Posted 7 years 319 days ago ago by jhadmin
By Randy Mains
How’s this for an observation? On a global scale the USA is not a role model for HEMS even though the commercial concept of a helicopter air ambulance began right here in America. Does that shock you? It shouldn’t if you’ve watched over the years as I have the appalling accident rate the industry has suffered over a third of a century.
But I’m not here to deliver bad news (for a change). I’m here to deliver the ‘good news’ and it really is good news: The accident rate can be reduced and it will cost the industry very little, just a little classroom time and an adjustment in collective attitude which can be accomplished if everyone buys into the time-proven concepts of Crew Resource Management. The FAA must think that’s the case too because they have now mandated that all crewmembers operating under part 135, unscheduled air-carrier operations, be given CRM training which of course encompasses the HEMS programs out there. Hallelujah! Heck, if the US Coast Guard can reduce its accident rate by 70-percent after introducing CRM into their organization, the HEMS industry can do it too.
I am a Crew Resource Management assessor, that is, I evaluate good and bad CRM when I see it in the cockpit. I have learned all the elements of CRM because I have been exposed to CRM for 28-years. I was made to take my first CRM class in January 1985 when I was hired to fly for the Royal Oman Police in the Sultanate of Oman to set up a country-wide HEMS program there.
When I joined the Police Air Wing the helicopter side was run by 12 highly-experienced British pilots formally from the British forces all of whom had flown commercially in the weather-challenging IFR environment on the North Sea. You could say that the Brits were ahead of their time. When it comes to CRM, they still are, an observation I will expand on in a moment.
I am a proponent for change in HEMS in America because, in my mind, people are dying needlessly. I am certain that the accident rate would be reduced significantly if the principles of CRM were followed by all stakeholders, and I am talking from management on down, touching anyone who has any influence on the safe conduct of a flight. The key is that management must buy into the concept and support it fully otherwise any CRM program is doomed to failure.
When I leaned that the FAA had mandated CRM training be complied with by March 22, of next year, I saw this as a great opportunity to personally make a difference in a HEMS system that is in my mind broken albeit fixable with the right attitude so I decided to take a CRM train-the-trainer course. I approached our CRM instructors at Abu Dhabi Aviation to ask for their guidance as to what course, in their opinion, was the best CRM train-the-trainer course out there. Both men agreed that if I wanted a top-notch quality, world-class CRM train-the-trainer course, one recognized by the FAA, EU-OPS, the CAA, Canada Air Transport and JAR-OPS, I should go to England because they have been teaching CRM train-the-trainer courses for sixteen years! Let me repeat that, sixteen years!
So during one of my regular six-week breaks from my job in the Middle East I enrolled in a 5-day train-the-trainer course with Global Air Training in Cheshire, England, not far from Manchester.
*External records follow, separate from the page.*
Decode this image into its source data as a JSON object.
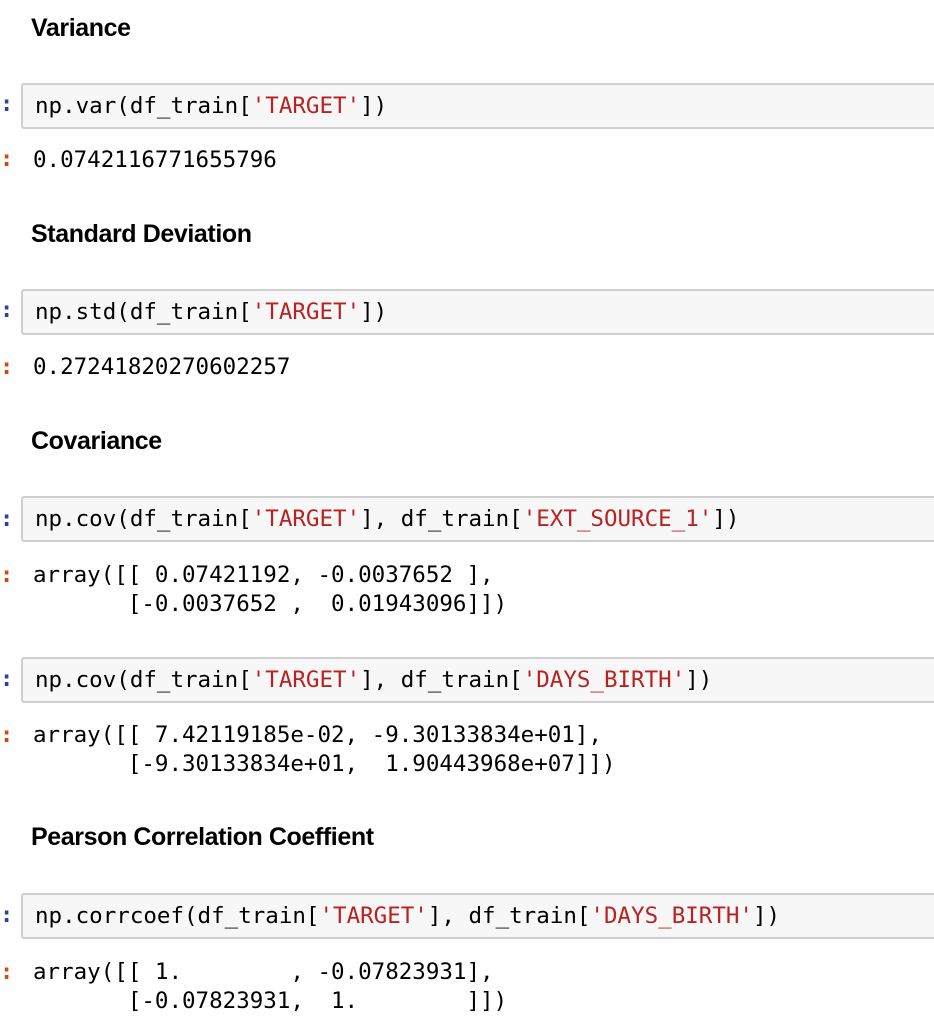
{
  "prompt_symbol": ":",
  "sections": {
    "variance": {
      "heading": "Variance",
      "cell": {
        "code_prefix": "np.var(df_train[",
        "code_str": "'TARGET'",
        "code_suffix": "])",
        "output": [
          "0.0742116771655796"
        ]
      }
    },
    "std": {
      "heading": "Standard Deviation",
      "cell": {
        "code_prefix": "np.std(df_train[",
        "code_str": "'TARGET'",
        "code_suffix": "])",
        "output": [
          "0.27241820270602257"
        ]
      }
    },
    "covariance": {
      "heading": "Covariance",
      "cells": [
        {
          "code_prefix": "np.cov(df_train[",
          "code_str1": "'TARGET'",
          "code_mid": "], df_train[",
          "code_str2": "'EXT_SOURCE_1'",
          "code_suffix": "])",
          "output": [
            "array([[ 0.07421192, -0.0037652 ],",
            "       [-0.0037652 ,  0.01943096]])"
          ]
        },
        {
          "code_prefix": "np.cov(df_train[",
          "code_str1": "'TARGET'",
          "code_mid": "], df_train[",
          "code_str2": "'DAYS_BIRTH'",
          "code_suffix": "])",
          "output": [
            "array([[ 7.42119185e-02, -9.30133834e+01],",
            "       [-9.30133834e+01,  1.90443968e+07]])"
          ]
        }
      ]
    },
    "pearson": {
      "heading": "Pearson Correlation Coeffient",
      "cell": {
        "code_prefix": "np.corrcoef(df_train[",
        "code_str1": "'TARGET'",
        "code_mid": "], df_train[",
        "code_str2": "'DAYS_BIRTH'",
        "code_suffix": "])",
        "output": [
          "array([[ 1.        , -0.07823931],",
          "       [-0.07823931,  1.        ]])"
        ]
      }
    }
  }
}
There were thirteen of us on the course. There was a recently retired British Airways 747 captain, an Airbus 330 captain from Romania, an F-16 pilot from Belgium, a Nimrod anti-submarine pilot currently serving in the British Royal Air Force, two helicopter pilots from Belgium, one an aviation psychologist, a flight operations manager working for an airline in Ghana, West Africa, a helicopter pilot from Holland, two senior cabin attendants from Romania, a senior cabin attendant from Australia working for the Bahraini Royal Flight and a British special forces Chinook crew chief flying in Afghanistan.
The class lasted from 9am to 5pm every day with a half-hour lunch provided on the premises with no less than 3-5 hours of homework required each night to prepare for the next day’s lesson. It was surely no holiday.
We, ‘delegates’ as we were termed, first had to learn the art of facilitation which is a lot different from instructing. To facilitate effectively one must learn to ‘guide’ the participants so they come up with the answer themselves. Everyone must contribute. Doing that ensures they then buy into the concepts presented.
One of the tests a facilitator has to continually ask themselves is, “Am I talking more than the class?” If the answer is yes then he or she needs to speak less and let the class members speak more. That‘s how attitudes are changed. Attitudes are not changed by being preached to.
During the course each of us were asked to facilitate one ten minute presentation, a 25-minute presentation and on the last day we each had to give a 45-minute presentation using facilitation on a particular air crash we had chosen from the 140 or so investigations they had in their school archives. Our 45-minute presentation was video-taped so that each of us had a record of how many Ummms and Ahhhs and You-knows we’d all said.
On the last day, when it was time to say our goodbyes, every one of us agreed it was one of the most intense courses we had ever signed up for. We also agreed it was one of most worthwhile courses we’d ever taken and couldn’t wait to get out there and spread the ‘good news’ and, hopefully, enhance the safety cultures in our respective organizations.
Speaking personally, I know CRM works, I’ve seen it work and if the knowledge I can impart saves the lives of just one HEMS flight crew then, for me, it will all have been worth it.